The squat is one of the best exercises you can add to your fitness routine, no matter what your goals are, and no matter how much experience in the gym you actually have.
Squats engage a wide range of muscles (including your quads and glutes, thighs, calves and hamstrings, but they also work on your abdominals, obliques and upper back), and this is precisely what makes them a staple in any exercise routine. They not only work on your strength, but they also contribute to overall stability.
However, as with any exercise, injuries are common with squats, so let’s explore the most common ones and how to prevent them:
Knee pain is the most common injury caused by improper squatsand poor squat patterns.
Depending on where the pain is located, you could suffer from jumper’s knee, runner’s knee, patellar tendinitis, or any number of other knee injuries and strains.

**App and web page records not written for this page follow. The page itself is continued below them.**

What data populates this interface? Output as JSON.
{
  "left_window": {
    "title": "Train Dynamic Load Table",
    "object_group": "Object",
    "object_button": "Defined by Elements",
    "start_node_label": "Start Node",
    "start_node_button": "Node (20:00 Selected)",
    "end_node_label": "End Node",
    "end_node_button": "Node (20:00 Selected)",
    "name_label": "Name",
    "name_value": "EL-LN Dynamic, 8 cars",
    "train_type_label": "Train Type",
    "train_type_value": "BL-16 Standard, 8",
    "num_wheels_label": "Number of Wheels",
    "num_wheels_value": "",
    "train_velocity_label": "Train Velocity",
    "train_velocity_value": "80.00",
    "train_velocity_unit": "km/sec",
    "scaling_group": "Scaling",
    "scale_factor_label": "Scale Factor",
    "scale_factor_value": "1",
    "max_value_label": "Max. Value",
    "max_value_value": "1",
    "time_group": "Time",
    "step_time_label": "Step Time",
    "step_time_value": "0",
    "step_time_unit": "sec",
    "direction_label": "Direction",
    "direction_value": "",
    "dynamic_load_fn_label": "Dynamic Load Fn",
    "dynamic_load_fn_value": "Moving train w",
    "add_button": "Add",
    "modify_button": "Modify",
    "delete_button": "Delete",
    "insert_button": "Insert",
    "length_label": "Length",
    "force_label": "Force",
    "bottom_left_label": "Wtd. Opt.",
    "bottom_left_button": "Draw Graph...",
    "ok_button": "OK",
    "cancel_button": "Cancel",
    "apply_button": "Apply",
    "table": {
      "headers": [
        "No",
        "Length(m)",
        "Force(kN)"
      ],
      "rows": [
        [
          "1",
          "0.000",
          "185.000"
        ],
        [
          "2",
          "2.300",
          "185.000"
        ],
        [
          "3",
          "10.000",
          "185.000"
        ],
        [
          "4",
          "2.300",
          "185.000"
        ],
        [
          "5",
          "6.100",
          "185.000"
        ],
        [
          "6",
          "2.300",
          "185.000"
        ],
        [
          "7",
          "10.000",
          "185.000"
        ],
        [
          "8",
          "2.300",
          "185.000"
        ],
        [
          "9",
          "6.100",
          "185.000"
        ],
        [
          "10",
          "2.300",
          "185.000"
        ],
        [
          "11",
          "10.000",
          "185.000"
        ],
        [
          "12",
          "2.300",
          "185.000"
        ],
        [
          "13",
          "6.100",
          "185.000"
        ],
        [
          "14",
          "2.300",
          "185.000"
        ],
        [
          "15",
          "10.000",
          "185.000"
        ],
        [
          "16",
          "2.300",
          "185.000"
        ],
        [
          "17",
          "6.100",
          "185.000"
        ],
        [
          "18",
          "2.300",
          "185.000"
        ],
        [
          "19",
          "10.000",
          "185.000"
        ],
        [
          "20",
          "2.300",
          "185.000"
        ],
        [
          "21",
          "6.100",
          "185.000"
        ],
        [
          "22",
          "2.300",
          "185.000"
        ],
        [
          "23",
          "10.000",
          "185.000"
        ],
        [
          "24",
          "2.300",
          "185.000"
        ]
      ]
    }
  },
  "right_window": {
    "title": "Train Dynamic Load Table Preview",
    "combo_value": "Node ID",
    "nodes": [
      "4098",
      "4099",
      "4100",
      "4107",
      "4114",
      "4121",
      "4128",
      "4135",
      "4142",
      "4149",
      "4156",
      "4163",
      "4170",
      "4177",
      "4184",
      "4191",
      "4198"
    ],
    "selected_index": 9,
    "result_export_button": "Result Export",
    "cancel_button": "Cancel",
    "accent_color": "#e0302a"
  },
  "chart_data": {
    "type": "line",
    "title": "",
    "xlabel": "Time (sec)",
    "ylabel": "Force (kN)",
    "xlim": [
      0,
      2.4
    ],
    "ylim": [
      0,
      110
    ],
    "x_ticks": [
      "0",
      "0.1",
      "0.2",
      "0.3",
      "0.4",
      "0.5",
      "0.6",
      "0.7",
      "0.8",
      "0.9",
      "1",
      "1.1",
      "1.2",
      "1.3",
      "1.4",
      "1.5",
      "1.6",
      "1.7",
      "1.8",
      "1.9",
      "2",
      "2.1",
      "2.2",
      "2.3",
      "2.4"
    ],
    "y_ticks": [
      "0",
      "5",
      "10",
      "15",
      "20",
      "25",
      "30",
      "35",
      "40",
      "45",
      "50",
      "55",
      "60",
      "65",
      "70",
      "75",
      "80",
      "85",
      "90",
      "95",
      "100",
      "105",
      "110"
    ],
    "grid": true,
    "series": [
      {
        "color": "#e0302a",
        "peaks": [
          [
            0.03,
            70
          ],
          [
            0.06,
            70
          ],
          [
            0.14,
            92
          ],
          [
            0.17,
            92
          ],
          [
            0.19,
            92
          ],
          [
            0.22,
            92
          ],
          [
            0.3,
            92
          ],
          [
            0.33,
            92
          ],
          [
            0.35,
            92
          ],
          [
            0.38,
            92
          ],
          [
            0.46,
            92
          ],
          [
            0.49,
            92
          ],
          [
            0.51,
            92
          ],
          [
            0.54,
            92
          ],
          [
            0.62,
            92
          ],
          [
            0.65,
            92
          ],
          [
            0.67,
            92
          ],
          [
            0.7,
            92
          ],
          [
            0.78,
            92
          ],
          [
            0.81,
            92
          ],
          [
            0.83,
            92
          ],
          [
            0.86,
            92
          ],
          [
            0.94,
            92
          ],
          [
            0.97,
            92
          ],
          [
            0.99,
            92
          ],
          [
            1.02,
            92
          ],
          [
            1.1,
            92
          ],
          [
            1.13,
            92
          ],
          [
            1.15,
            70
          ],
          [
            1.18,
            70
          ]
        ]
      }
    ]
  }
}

All of these knee problems are caused by the increased stress on your knee joints and tendons that come from poor squat mechanics.
Lower back pain
Because we as a society tend to spend too much time sitting (and often improperly), our backs and cores are not as strong as they should be.
When squatting, the lower back can be injured and the muscles pulled rather easily, especially if they are not used to the strain.
The thing with squats is that the lower you go, the more strain there is on your lower back (and knees), and you might actually be doing more harm than good.
Instead of bringing your glutes all the way to the floor, try to do a 90 degree squat, where your things are parallel to the floor, as opposed to going all the way down.
Our hips also suffer from prolonged sitting, and as they are majorly involved in the squat, they tend to suffer too.
If your hip muscles are limited in mobility, chances are you will feel pain or tightness when squatting.
The most common type of hip pain you can experience is hip bursitis, which is essentially an inflammation of the hip muscles, and can cause tenderness to the touch, and even make walking difficult.
If your ankles are not mobile enough, your hips might also suffer during a squat, due to extensive hip flexor strain.
Plantar Fasciitis occurs most often in the heel, but can also travel up the arch of the foot. It manifests itself as a sharp pain in the heel early in the morning or after sitting, and can reduce your comfort while walking.
If you put too much stress on your feet while squatting, you are likely to cause yourself an injury.
Remedies, treatments, and how to avoid injury
All of these injuries are common and most often treatable with simple rest. However, if you want to prevent them from happening again, you need to work on your squat form, and make sure you are executing each rep properly.
You can start by practicing motion mechanics and proper squat technique on a v squat machine, allowing your body to get to know the movements better, thus preventing further injury. Make sure you don’t add too much weight too soon, and focus on form rather than the pounds.
If your pain worsens, prevents you from functioning properly, or if you feel you require medical attention, visit your doctor as soon as possible. While these injuries tend to be mild, they can cause further complications if left untreated, so if you are not getting better on your own, make sure to seek medical attention.